* _PROMPT_: Write out all of the listing exactly. Add nothing to it.
Start of RECORD EXTRACTS
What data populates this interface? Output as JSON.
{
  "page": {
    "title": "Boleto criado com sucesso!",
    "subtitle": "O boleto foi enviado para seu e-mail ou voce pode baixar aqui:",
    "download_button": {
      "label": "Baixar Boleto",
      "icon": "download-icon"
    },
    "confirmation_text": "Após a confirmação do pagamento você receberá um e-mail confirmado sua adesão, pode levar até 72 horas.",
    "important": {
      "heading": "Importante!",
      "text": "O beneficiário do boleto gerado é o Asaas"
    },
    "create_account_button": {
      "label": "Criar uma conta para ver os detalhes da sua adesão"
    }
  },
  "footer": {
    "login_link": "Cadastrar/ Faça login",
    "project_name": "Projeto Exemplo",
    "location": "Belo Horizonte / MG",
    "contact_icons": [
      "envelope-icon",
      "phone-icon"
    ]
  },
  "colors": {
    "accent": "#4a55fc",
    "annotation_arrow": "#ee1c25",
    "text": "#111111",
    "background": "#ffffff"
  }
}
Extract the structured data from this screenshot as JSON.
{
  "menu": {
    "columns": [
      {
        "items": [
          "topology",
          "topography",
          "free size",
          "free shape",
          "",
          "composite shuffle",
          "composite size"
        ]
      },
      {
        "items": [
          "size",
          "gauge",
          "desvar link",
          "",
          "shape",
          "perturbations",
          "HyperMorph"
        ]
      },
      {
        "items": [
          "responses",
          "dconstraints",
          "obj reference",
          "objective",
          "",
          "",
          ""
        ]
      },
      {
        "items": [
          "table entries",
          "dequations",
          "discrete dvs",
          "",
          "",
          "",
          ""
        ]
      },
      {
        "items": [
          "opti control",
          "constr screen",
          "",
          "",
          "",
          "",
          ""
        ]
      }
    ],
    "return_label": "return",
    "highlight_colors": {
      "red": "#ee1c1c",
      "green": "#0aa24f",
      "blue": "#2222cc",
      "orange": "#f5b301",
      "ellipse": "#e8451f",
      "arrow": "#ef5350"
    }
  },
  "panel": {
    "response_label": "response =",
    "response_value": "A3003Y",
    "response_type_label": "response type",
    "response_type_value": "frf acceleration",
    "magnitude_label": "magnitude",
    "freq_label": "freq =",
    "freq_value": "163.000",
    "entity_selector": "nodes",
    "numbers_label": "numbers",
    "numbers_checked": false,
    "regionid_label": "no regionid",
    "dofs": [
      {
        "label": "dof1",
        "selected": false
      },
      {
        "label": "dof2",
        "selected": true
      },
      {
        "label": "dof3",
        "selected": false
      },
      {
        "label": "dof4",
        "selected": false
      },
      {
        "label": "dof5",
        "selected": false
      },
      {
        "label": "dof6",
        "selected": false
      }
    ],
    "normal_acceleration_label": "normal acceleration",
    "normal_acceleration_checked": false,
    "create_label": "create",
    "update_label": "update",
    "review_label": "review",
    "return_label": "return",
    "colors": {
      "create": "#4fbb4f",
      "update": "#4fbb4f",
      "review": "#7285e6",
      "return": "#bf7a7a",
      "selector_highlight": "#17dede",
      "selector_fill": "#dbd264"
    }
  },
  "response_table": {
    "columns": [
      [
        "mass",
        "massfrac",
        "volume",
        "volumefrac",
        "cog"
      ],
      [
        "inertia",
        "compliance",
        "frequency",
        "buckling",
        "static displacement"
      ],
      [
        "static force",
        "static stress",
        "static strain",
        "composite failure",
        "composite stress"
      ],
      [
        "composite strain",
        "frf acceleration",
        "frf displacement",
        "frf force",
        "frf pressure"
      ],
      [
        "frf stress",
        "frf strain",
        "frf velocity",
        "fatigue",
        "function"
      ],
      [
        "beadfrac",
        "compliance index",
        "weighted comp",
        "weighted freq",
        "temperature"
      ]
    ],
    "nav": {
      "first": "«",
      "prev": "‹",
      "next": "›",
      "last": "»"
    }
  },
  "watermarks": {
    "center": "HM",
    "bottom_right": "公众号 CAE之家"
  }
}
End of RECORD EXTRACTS
* _TASK RESPONSE_:
What data populates this interface? Output as JSON.
{
  "page": {
    "title": "Boleto criado com sucesso!",
    "subtitle": "O boleto foi enviado para seu e-mail ou voce pode baixar aqui:",
    "download_button": {
      "label": "Baixar Boleto",
      "icon": "download-icon"
    },
    "confirmation_text": "Após a confirmação do pagamento você receberá um e-mail confirmado sua adesão, pode levar até 72 horas.",
    "important": {
      "heading": "Importante!",
      "text": "O beneficiário do boleto gerado é o Asaas"
    },
    "create_account_button": {
      "label": "Criar uma conta para ver os detalhes da sua adesão"
    }
  },
  "footer": {
    "login_link": "Cadastrar/ Faça login",
    "project_name": "Projeto Exemplo",
    "location": "Belo Horizonte / MG",
    "contact_icons": [
      "envelope-icon",
      "phone-icon"
    ]
  },
  "colors": {
    "accent": "#4a55fc",
    "annotation_arrow": "#ee1c25",
    "text": "#111111",
    "background": "#ffffff"
  }
}
Extract the structured data from this screenshot as JSON.
{
  "menu": {
    "columns": [
      {
        "items": [
          "topology",
          "topography",
          "free size",
          "free shape",
          "",
          "composite shuffle",
          "composite size"
        ]
      },
      {
        "items": [
          "size",
          "gauge",
          "desvar link",
          "",
          "shape",
          "perturbations",
          "HyperMorph"
        ]
      },
      {
        "items": [
          "responses",
          "dconstraints",
          "obj reference",
          "objective",
          "",
          "",
          ""
        ]
      },
      {
        "items": [
          "table entries",
          "dequations",
          "discrete dvs",
          "",
          "",
          "",
          ""
        ]
      },
      {
        "items": [
          "opti control",
          "constr screen",
          "",
          "",
          "",
          "",
          ""
        ]
      }
    ],
    "return_label": "return",
    "highlight_colors": {
      "red": "#ee1c1c",
      "green": "#0aa24f",
      "blue": "#2222cc",
      "orange": "#f5b301",
      "ellipse": "#e8451f",
      "arrow": "#ef5350"
    }
  },
  "panel": {
    "response_label": "response =",
    "response_value": "A3003Y",
    "response_type_label": "response type",
    "response_type_value": "frf acceleration",
    "magnitude_label": "magnitude",
    "freq_label": "freq =",
    "freq_value": "163.000",
    "entity_selector": "nodes",
    "numbers_label": "numbers",
    "numbers_checked": false,
    "regionid_label": "no regionid",
    "dofs": [
      {
        "label": "dof1",
        "selected": false
      },
      {
        "label": "dof2",
        "selected": true
      },
      {
        "label": "dof3",
        "selected": false
      },
      {
        "label": "dof4",
        "selected": false
      },
      {
        "label": "dof5",
        "selected": false
      },
      {
        "label": "dof6",
        "selected": false
      }
    ],
    "normal_acceleration_label": "normal acceleration",
    "normal_acceleration_checked": false,
    "create_label": "create",
    "update_label": "update",
    "review_label": "review",
    "return_label": "return",
    "colors": {
      "create": "#4fbb4f",
      "update": "#4fbb4f",
      "review": "#7285e6",
      "return": "#bf7a7a",
      "selector_highlight": "#17dede",
      "selector_fill": "#dbd264"
    }
  },
  "response_table": {
    "columns": [
      [
        "mass",
        "massfrac",
        "volume",
        "volumefrac",
        "cog"
      ],
      [
        "inertia",
        "compliance",
        "frequency",
        "buckling",
        "static displacement"
      ],
      [
        "static force",
        "static stress",
        "static strain",
        "composite failure",
        "composite stress"
      ],
      [
        "composite strain",
        "frf acceleration",
        "frf displacement",
        "frf force",
        "frf pressure"
      ],
      [
        "frf stress",
        "frf strain",
        "frf velocity",
        "fatigue",
        "function"
      ],
      [
        "beadfrac",
        "compliance index",
        "weighted comp",
        "weighted freq",
        "temperature"
      ]
    ],
    "nav": {
      "first": "«",
      "prev": "‹",
      "next": "›",
      "last": "»"
    }
  },
  "watermarks": {
    "center": "HM",
    "bottom_right": "公众号 CAE之家"
  }
}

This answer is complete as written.